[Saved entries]
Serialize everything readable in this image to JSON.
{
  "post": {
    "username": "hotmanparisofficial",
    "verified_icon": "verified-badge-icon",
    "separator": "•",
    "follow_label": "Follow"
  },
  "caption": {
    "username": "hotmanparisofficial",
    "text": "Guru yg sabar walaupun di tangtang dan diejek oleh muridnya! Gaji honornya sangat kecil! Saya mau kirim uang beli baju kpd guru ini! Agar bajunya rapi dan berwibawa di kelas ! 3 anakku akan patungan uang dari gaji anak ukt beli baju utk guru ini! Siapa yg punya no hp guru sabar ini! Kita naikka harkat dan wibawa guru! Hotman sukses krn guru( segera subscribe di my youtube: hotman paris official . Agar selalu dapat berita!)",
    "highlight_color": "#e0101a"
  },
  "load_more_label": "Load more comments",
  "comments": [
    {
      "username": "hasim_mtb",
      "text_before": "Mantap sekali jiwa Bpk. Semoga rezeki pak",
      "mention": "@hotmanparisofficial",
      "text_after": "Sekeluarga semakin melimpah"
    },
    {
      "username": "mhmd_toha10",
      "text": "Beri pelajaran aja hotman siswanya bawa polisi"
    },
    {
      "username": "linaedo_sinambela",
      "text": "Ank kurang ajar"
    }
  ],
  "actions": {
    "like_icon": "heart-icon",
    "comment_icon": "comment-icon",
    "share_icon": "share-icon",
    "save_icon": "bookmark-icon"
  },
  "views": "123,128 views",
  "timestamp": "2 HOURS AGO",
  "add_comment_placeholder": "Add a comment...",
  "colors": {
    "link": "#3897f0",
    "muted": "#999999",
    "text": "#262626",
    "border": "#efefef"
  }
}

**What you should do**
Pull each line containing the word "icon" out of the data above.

**Solution for this problem**
    "verified_icon": "verified-badge-icon",
    "like_icon": "heart-icon",
    "comment_icon": "comment-icon",
    "share_icon": "share-icon",
    "save_icon": "bookmark-icon"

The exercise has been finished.